Entries provided ->
————————
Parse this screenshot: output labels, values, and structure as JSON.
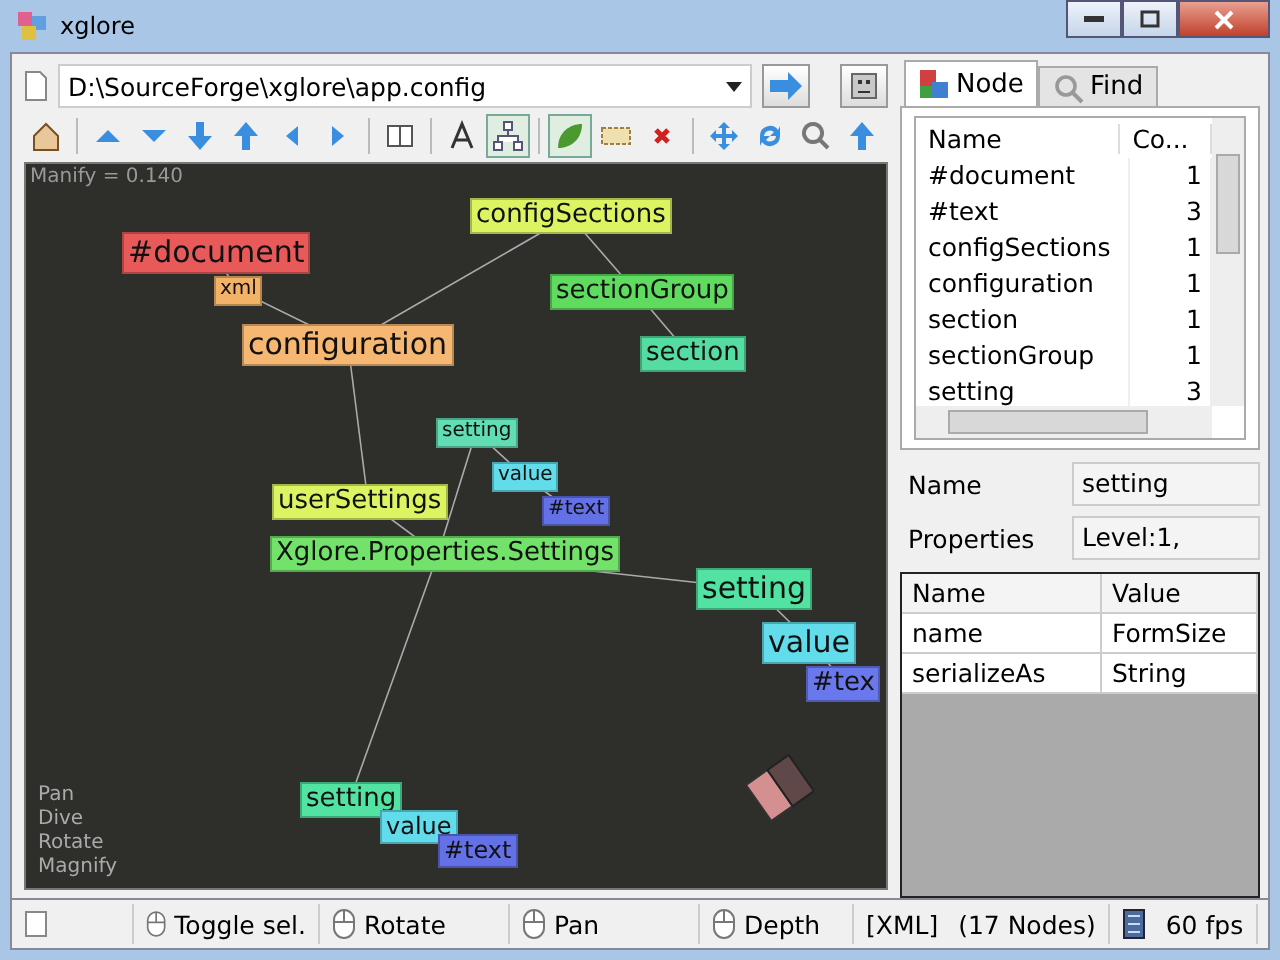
{
  "window": {
    "title": "xglore"
  },
  "address": {
    "value": "D:\\SourceForge\\xglore\\app.config"
  },
  "toolbar": [
    {
      "pressed": false
    },
    {
      "pressed": false
    },
    {
      "pressed": false
    },
    {
      "pressed": false
    },
    {
      "pressed": false
    },
    {
      "pressed": false
    },
    {
      "pressed": false
    },
    {
      "pressed": false
    },
    {
      "pressed": false
    },
    {
      "pressed": true
    },
    {
      "pressed": true
    },
    {
      "pressed": false
    },
    {
      "pressed": false
    },
    {
      "pressed": false
    },
    {
      "pressed": false
    },
    {
      "pressed": false
    },
    {
      "pressed": false
    }
  ],
  "canvas": {
    "caption": "Manify = 0.140",
    "hints": [
      "Pan",
      "Dive",
      "Rotate",
      "Magnify"
    ],
    "nodes": [
      {
        "label": "#document",
        "color": "#e85a5a"
      },
      {
        "label": "xml",
        "color": "#f2b368"
      },
      {
        "label": "configuration",
        "color": "#f5b772"
      },
      {
        "label": "configSections",
        "color": "#dcf462"
      },
      {
        "label": "sectionGroup",
        "color": "#5fdc5f"
      },
      {
        "label": "section",
        "color": "#55dca0"
      },
      {
        "label": "setting",
        "color": "#62dcb2"
      },
      {
        "label": "value",
        "color": "#62dcea"
      },
      {
        "label": "#text",
        "color": "#6470e6"
      },
      {
        "label": "userSettings",
        "color": "#dcf462"
      },
      {
        "label": "Xglore.Properties.Settings",
        "color": "#72e26a"
      },
      {
        "label": "setting",
        "color": "#52e2a2"
      },
      {
        "label": "value",
        "color": "#62dcea"
      },
      {
        "label": "#tex",
        "color": "#6a78ee"
      },
      {
        "label": "setting",
        "color": "#52e2a2"
      },
      {
        "label": "value",
        "color": "#62dcea"
      },
      {
        "label": "#text",
        "color": "#6470e6"
      }
    ]
  },
  "tabs": [
    {
      "label": "Node",
      "selected": true
    },
    {
      "label": "Find",
      "selected": false
    }
  ],
  "node_table": {
    "columns": [
      "Name",
      "Co..."
    ],
    "rows": [
      [
        "#document",
        "1"
      ],
      [
        "#text",
        "3"
      ],
      [
        "configSections",
        "1"
      ],
      [
        "configuration",
        "1"
      ],
      [
        "section",
        "1"
      ],
      [
        "sectionGroup",
        "1"
      ],
      [
        "setting",
        "3"
      ]
    ]
  },
  "details": {
    "name_label": "Name",
    "name_value": "setting",
    "properties_label": "Properties",
    "properties_value": "Level:1,"
  },
  "properties_table": {
    "columns": [
      "Name",
      "Value"
    ],
    "rows": [
      [
        "name",
        "FormSize"
      ],
      [
        "serializeAs",
        "String"
      ]
    ]
  },
  "status_bar": {
    "items": [
      "Toggle sel.",
      "Rotate",
      "Pan",
      "Depth",
      "[XML]",
      "(17 Nodes)",
      "60 fps"
    ]
  }
}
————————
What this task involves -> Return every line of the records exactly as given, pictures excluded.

Solution to this problem ->
Parse this screenshot: output labels, values, and structure as JSON.
{
  "window": {
    "title": "xglore"
  },
  "address": {
    "value": "D:\\SourceForge\\xglore\\app.config"
  },
  "toolbar": [
    {
      "pressed": false
    },
    {
      "pressed": false
    },
    {
      "pressed": false
    },
    {
      "pressed": false
    },
    {
      "pressed": false
    },
    {
      "pressed": false
    },
    {
      "pressed": false
    },
    {
      "pressed": false
    },
    {
      "pressed": false
    },
    {
      "pressed": true
    },
    {
      "pressed": true
    },
    {
      "pressed": false
    },
    {
      "pressed": false
    },
    {
      "pressed": false
    },
    {
      "pressed": false
    },
    {
      "pressed": false
    },
    {
      "pressed": false
    }
  ],
  "canvas": {
    "caption": "Manify = 0.140",
    "hints": [
      "Pan",
      "Dive",
      "Rotate",
      "Magnify"
    ],
    "nodes": [
      {
        "label": "#document",
        "color": "#e85a5a"
      },
      {
        "label": "xml",
        "color": "#f2b368"
      },
      {
        "label": "configuration",
        "color": "#f5b772"
      },
      {
        "label": "configSections",
        "color": "#dcf462"
      },
      {
        "label": "sectionGroup",
        "color": "#5fdc5f"
      },
      {
        "label": "section",
        "color": "#55dca0"
      },
      {
        "label": "setting",
        "color": "#62dcb2"
      },
      {
        "label": "value",
        "color": "#62dcea"
      },
      {
        "label": "#text",
        "color": "#6470e6"
      },
      {
        "label": "userSettings",
        "color": "#dcf462"
      },
      {
        "label": "Xglore.Properties.Settings",
        "color": "#72e26a"
      },
      {
        "label": "setting",
        "color": "#52e2a2"
      },
      {
        "label": "value",
        "color": "#62dcea"
      },
      {
        "label": "#tex",
        "color": "#6a78ee"
      },
      {
        "label": "setting",
        "color": "#52e2a2"
      },
      {
        "label": "value",
        "color": "#62dcea"
      },
      {
        "label": "#text",
        "color": "#6470e6"
      }
    ]
  },
  "tabs": [
    {
      "label": "Node",
      "selected": true
    },
    {
      "label": "Find",
      "selected": false
    }
  ],
  "node_table": {
    "columns": [
      "Name",
      "Co..."
    ],
    "rows": [
      [
        "#document",
        "1"
      ],
      [
        "#text",
        "3"
      ],
      [
        "configSections",
        "1"
      ],
      [
        "configuration",
        "1"
      ],
      [
        "section",
        "1"
      ],
      [
        "sectionGroup",
        "1"
      ],
      [
        "setting",
        "3"
      ]
    ]
  },
  "details": {
    "name_label": "Name",
    "name_value": "setting",
    "properties_label": "Properties",
    "properties_value": "Level:1,"
  },
  "properties_table": {
    "columns": [
      "Name",
      "Value"
    ],
    "rows": [
      [
        "name",
        "FormSize"
      ],
      [
        "serializeAs",
        "String"
      ]
    ]
  },
  "status_bar": {
    "items": [
      "Toggle sel.",
      "Rotate",
      "Pan",
      "Depth",
      "[XML]",
      "(17 Nodes)",
      "60 fps"
    ]
  }
}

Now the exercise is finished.